Waterloo have produced a list of frequently asked questions regarding the benefit cap - you can read these here or download them at the bottom of the page
What is the benefit cap?
The benefit cap was first introduced in April 2013. It sets a limit on the total amount in benefits that most working age people can claim. How much you get for certain benefits may go down to make sure the total you get isn’t more than the cap amount.
Who is affected by the cap?
The cap affects most working age people. You’re not affected by the cap if you or your partner work, and either of the following apply:
- you or your partner are eligible for Working Tax Credit
- you or your partner get Universal Credit, and your household income is more than £430 a month after tax and National Insurance
What benefits are included in the cap?
The cap applies to the total amount people in your household (you, your partner and any children living with you) get from the following benefits:
- Bereavement Allowance
- Child Benefit
- Child Tax Credit

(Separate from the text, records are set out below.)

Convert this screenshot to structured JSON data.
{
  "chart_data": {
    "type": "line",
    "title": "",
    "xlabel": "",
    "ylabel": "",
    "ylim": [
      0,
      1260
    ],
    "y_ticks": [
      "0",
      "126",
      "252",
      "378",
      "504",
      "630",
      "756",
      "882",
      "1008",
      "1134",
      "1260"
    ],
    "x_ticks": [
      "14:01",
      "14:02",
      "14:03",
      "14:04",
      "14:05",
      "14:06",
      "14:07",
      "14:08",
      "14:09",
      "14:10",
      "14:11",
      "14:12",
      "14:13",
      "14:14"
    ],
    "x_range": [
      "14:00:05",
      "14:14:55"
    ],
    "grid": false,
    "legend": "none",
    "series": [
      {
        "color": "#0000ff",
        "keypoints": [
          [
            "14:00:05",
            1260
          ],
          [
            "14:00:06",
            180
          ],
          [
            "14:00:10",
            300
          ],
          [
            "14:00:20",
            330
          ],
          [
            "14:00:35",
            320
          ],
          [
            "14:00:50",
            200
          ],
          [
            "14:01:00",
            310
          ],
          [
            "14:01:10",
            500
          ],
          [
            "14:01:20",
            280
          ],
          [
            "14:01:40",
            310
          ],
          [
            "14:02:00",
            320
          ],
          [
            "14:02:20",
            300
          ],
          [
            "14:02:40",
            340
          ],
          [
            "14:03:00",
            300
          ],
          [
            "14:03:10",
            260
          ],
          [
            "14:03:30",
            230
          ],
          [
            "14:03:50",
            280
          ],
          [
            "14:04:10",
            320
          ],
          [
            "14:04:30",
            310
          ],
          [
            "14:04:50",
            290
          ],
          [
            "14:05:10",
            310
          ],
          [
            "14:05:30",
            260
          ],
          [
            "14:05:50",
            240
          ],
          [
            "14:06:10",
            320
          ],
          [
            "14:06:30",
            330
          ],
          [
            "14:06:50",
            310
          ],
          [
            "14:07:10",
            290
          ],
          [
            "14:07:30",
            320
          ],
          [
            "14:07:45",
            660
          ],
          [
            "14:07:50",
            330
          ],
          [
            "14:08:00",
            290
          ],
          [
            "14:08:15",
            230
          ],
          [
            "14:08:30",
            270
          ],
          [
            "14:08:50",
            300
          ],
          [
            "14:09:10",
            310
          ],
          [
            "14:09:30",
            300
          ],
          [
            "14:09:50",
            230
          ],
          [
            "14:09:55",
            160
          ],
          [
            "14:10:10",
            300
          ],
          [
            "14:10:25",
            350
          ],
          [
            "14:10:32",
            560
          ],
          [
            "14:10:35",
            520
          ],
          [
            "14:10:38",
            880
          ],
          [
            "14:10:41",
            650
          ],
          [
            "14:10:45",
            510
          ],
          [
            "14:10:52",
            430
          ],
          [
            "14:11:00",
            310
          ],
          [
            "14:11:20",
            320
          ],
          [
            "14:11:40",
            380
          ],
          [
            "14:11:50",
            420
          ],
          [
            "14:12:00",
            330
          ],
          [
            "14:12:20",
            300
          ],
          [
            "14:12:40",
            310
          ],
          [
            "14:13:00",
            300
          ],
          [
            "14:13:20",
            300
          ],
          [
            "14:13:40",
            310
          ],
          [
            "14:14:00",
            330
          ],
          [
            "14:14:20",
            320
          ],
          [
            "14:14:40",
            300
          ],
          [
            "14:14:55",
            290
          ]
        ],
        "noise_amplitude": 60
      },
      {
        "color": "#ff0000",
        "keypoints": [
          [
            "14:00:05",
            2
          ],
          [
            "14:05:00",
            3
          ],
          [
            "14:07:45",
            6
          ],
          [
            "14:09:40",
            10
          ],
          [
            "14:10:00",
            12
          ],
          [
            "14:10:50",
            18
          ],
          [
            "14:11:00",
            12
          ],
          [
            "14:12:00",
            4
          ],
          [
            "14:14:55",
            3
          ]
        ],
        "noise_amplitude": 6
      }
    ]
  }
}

- Employment and Support Allowance (unless you get the ‘support’ component)
- Housing Benefit
- Incapacity Benefit
- Income Support
- Jobseeker’s Allowance
- Maternity Allowance
- Severe Disablement Allowance
- Widowed Parent’s Allowance (or Widowed Mother’s Allowance or Widows Pension if you started getting it before 9 April 2001)
- Universal Credit (unless you’ve had a work capability assessment and aren’t fit for work)
If the amount of benefit you currently receive is more than the cap then your Housing Benefit (or Universal Credit) will be reduced to ensure your household doesn’t get more than the benefit cap amount. If this happens, you will have to pay any shortfall in your rent.
What benefits are not included in the cap?
You’re not affected by the cap if anyone in your household qualifies for Working Tax Credit or gets any of the following benefits:
- Armed Forces Compensation Scheme
- Armed Forces Independence Payment
- Attendance Allowance
- Carer's Allowance
- Disability Living Allowance (DLA)
- Employment and Support Allowance (if you get the support component)
- Guardian's Allowance
- Industrial Injuries Benefits (and equivalent payments as part of a War Disablement Pension or the Armed Forces Compensation Scheme)
- Personal Independence Payment (PIP)
- Universal Credit payment for ‘limited capability for work and work-related activity’
- War pensions
- War Widow’s or War Widower’s Pension
How much is the cap?
Before Autumn 2016 the cap was:
- £500 per week (£26,000 per year) if you’re in a couple, whether your children live with you or not
- £500 per week (£26,000 per year) if you’re single and your children live with you
- £350 per week (£18,200 per year) if you’re single and you don’t have children, or your children don’t live with you
Since Autumn 2016 the cap has been reduced and the amount you receive will depend on where you live in the UK.
The cap has been lowered to £23,000 per year in London and £20,000 per year in the rest of Great Britain.
The breakdown of the cap for those living outside of London is as below:
Couple (with or without children)
Lone parent (and the children they look after live with them)
Single claimant with:
- no children
- the children they look after don’t live with them
How will I know if I am going to be affected?
The DWP (Department for Work and Pensions) will write to you if you are going to be affected by the cap.
My Housing Benefit or housing element of Universal Credit will be capped and I can’t afford to pay my rent. What can I do?
- Speak to a member of our Rents Team. It’s important you keep up with your rent payments otherwise you could risk losing your home. We will be able to discuss your options and signpost you to organisations that can help. You can contact us by ringing 0800 435 016 and selecting 'option 3'. Alternatively you can email us on email@example.com.
- It is important to check that you are claiming all of the benefits you are entitled to. Find out more about the benefits you may be able to claim, or the benefits which exempt you from the benefit cap by visiting www.gov.uk/benefits-adviser
- You may be able to qualify for a Discretionary Housing Payment. Local councils have a limited pot of money that they can allocate to people who have issues meeting their rent payments. You will need to apply for this by contacting your local council. It’s important to remember that these payments are normally only for a limited period. Our Rents Team will be able to support you with your application for this.
- Visit www.citizensadvice.org.uk
- Visit www.shelter.org.uk or Freephone on 0808 800 4444
- Visit www.moneyadviceservice.org.uk for free information about budgeting and saving money.
How can I find out more?
- More information can be found on this website
- If you already meet with your work coach at your local Jobcentre Plus, they will discuss the benefit cap and the support available during these interviews. If you don’t have a work coach the DWP will contact you to offer you a voluntary interview.
- Find out more information and use an online calculator to see how your benefits may be affected by visiting www.gov.uk/benefit-cap.
- Call the Government’s helplines for general information about the changes and for further support on:
Benefit Cap Helpline: Tel: 0345 605 7064; Textphone: 0345 608 8551
Universal Credit Service Centre Helpline Tel: 0345 6000 723; Textphone: 0345 6000 743
||Waterloo Benefit Cap FAQ.pdf, 64 k